Find every line containing the string "this" in the data below, and report how many there are, with no other words.
** Data shown follows **
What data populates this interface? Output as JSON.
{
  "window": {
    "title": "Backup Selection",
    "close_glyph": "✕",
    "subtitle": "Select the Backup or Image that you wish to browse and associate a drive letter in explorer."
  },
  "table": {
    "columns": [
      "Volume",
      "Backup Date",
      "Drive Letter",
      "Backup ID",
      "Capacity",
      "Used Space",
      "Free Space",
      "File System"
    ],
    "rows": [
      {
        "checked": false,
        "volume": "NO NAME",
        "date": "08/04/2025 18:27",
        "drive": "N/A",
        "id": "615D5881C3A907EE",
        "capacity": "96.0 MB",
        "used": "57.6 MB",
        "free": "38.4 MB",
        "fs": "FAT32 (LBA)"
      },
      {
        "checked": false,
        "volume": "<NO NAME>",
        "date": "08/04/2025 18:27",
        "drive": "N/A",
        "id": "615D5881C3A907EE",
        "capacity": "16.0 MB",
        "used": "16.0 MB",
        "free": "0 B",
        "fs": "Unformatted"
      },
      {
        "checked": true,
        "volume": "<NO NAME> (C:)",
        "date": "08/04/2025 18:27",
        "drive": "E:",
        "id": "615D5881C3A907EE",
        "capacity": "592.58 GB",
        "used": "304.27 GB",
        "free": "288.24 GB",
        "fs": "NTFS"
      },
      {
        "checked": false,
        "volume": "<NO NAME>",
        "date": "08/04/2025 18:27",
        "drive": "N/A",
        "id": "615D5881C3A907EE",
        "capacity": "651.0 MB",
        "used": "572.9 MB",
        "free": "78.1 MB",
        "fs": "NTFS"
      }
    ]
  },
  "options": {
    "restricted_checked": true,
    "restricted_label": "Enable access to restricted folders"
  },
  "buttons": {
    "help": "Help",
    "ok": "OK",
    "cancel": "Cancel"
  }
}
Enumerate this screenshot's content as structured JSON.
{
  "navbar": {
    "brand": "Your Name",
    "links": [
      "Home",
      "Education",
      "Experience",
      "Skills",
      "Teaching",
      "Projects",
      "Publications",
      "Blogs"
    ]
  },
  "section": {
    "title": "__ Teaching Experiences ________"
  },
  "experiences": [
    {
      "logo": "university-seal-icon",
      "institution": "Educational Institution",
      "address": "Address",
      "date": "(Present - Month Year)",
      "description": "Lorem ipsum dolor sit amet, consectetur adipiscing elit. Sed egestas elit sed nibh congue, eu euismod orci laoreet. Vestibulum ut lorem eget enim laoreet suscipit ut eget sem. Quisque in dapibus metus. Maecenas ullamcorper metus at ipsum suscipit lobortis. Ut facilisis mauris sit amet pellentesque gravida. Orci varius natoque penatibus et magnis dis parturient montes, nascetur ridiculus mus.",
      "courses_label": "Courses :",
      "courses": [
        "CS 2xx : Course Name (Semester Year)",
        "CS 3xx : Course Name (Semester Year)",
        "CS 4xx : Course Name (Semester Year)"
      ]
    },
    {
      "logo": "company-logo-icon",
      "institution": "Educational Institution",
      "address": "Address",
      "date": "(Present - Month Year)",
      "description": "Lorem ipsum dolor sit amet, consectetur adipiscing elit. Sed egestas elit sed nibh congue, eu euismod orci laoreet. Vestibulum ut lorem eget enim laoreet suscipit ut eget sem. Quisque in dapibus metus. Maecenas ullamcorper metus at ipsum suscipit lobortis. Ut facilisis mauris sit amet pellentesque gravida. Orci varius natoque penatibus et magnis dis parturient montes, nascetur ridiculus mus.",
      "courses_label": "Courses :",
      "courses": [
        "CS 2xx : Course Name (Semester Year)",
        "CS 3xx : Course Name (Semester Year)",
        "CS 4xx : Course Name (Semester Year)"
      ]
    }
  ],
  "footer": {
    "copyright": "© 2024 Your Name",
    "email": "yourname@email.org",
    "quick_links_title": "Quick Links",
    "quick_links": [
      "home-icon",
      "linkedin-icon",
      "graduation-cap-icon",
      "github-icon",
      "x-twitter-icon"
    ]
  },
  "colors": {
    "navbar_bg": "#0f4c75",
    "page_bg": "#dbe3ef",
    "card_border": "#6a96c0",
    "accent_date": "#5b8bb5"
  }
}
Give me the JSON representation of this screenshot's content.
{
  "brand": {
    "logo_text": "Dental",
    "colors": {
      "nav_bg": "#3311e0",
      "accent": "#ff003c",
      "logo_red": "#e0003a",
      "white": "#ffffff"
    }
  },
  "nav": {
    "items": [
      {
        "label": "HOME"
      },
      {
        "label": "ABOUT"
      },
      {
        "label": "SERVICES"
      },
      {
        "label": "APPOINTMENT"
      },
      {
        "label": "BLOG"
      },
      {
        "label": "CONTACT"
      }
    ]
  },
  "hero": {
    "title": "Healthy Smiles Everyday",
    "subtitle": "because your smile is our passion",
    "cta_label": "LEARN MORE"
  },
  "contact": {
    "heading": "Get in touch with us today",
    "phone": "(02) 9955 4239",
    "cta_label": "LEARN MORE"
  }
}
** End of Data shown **
Exercise output -
3